Molly had a great first year, Thanks. She's coming home soon.

Mary Driver-Thiel said...

I, too, am crushed at the loss of my "friends."
Like many people, I started watching AMC in college. For almost four decades, I could count on AMC to take me out of reality when I was bored, lonely, frustrated, or just in need of a quick fashion update.
When life got really tough and I couldn't sleep at night, I would amuse myself creating plot lines for Erica, Tad, Opal, Palmer, Monique, Nina, and Cliff.
Come on, Oprah, help us out!!

loweanne said...

So true - fictional melodrama is much more entertaining than "staged" reality!
Love your lessons learned!

Sherled said...

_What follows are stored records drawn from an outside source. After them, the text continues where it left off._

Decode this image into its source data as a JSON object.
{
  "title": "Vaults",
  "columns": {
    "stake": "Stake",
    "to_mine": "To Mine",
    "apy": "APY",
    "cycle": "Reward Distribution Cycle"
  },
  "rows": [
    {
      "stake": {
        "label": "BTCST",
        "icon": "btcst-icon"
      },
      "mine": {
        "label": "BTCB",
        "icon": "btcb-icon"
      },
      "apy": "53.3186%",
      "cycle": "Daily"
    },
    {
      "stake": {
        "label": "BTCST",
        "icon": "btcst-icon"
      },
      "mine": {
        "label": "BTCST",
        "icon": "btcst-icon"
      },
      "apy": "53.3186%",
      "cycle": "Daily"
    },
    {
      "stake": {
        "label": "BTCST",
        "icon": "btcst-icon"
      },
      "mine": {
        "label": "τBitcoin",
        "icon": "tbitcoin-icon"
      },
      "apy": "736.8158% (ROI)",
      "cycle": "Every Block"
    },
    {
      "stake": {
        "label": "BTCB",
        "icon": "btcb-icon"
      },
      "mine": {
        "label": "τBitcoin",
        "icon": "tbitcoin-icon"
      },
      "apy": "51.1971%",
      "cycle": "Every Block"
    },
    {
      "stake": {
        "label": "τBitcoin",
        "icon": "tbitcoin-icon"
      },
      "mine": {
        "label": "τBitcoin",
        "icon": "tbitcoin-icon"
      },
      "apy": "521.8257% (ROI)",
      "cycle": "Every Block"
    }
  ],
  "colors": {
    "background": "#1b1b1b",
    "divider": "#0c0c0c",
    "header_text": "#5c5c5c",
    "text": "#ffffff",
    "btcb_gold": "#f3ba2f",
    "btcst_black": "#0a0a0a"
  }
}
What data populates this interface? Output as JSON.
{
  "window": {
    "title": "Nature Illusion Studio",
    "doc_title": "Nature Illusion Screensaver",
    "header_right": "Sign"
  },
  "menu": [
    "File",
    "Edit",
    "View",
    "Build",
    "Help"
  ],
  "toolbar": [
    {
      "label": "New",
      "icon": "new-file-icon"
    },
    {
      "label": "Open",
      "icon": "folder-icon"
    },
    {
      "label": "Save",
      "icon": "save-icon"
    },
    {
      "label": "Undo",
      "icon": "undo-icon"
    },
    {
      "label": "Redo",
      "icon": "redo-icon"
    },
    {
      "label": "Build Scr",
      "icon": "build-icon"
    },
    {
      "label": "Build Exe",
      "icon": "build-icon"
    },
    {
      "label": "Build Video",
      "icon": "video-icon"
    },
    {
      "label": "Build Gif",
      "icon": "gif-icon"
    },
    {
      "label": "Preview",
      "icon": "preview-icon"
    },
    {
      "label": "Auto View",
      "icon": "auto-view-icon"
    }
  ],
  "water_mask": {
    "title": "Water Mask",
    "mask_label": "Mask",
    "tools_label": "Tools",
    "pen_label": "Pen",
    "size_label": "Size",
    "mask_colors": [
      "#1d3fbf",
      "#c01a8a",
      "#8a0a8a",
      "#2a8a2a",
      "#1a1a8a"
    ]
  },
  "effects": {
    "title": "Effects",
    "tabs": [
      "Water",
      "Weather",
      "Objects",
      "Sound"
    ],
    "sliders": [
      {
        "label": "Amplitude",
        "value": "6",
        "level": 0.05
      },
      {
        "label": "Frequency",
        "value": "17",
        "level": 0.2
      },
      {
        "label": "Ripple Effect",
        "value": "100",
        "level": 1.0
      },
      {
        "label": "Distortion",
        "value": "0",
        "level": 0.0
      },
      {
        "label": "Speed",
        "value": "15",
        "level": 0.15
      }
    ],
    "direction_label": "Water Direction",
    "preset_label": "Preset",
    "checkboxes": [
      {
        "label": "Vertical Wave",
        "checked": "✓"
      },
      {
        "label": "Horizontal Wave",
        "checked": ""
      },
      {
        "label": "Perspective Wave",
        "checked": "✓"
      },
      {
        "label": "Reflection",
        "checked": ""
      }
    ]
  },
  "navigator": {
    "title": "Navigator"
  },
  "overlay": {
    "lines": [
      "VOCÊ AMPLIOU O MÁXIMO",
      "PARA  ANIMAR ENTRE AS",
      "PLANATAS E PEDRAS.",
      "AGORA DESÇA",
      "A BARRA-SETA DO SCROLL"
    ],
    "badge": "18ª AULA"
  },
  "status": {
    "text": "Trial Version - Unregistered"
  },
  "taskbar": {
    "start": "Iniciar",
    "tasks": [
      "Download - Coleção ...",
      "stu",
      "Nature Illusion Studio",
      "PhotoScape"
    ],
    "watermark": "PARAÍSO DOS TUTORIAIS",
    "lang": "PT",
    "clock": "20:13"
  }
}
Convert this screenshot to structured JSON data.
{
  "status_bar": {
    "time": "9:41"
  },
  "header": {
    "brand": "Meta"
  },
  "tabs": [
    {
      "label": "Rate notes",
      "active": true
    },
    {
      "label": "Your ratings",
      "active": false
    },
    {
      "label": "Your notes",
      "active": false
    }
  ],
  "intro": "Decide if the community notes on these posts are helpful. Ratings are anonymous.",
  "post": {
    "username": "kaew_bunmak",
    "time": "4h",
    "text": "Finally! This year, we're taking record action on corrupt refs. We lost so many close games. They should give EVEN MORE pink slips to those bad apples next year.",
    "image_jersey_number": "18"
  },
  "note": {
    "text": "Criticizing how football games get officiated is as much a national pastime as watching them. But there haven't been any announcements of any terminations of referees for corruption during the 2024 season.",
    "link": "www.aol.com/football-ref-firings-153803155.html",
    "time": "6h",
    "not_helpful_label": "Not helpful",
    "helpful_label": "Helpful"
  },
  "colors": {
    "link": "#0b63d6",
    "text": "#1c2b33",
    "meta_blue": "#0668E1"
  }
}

Remember Marco, Phoebe, Ruth? Oh, let's not forget Vicki's personalities. I could hardly wait for the next day; as the drama unfolds.

Susan Bearman said...

loweanne — thanks. I'm sure I learned a few more soap "lessons" along the way.

Sherled — I remember all those characters. I also remember how cool I thought it was the first time I saw Ruth Warrick in Citizen Kane. She was so young!

doreen said...

Hmmm...I live on Church Street. I am so sad. I started watching when Erica stole Phillip from Tara...
This is just all wrong...
It really stinks that they just made them all move to LA too...

Susan Bearman said...

Doreen - You live on Church St. in A2? That's so cool. We were at 1008. I agree that it stinks that they made them move to LA only to fire everybody. Not happy with ABC at all.

Linda Gartz said...

Well, sorry, I'm just not and never have been a soap opera fan. But that said, I don't denigrate those who get into them. Like so many tv shows, until you watch a few episodes, you don't know how the characters will grab you. I'm just not a tv person in general. Once I've started watching a show at someone's behest, however, it's amazing how hooked I can get.
Sorry for your loss. :-(

Laura said...

Cancelled? I'm a little crushed, although my guilty pleasure was always GH. (Not these days. No time. Kids can be so selfish, what with their, "Mommy, pay attention to me," and, "Feed me. I'm hungry." You know?)

Susan Bearman said...

Linda — Thanks. Either you did the soaps or you didn't, but I appreciate your ability to empathize.

Laura — it is amazing how little people can be so demanding. And the bigger they get, the bigger their demands. And my kids want to eat every day — sometimes more than once.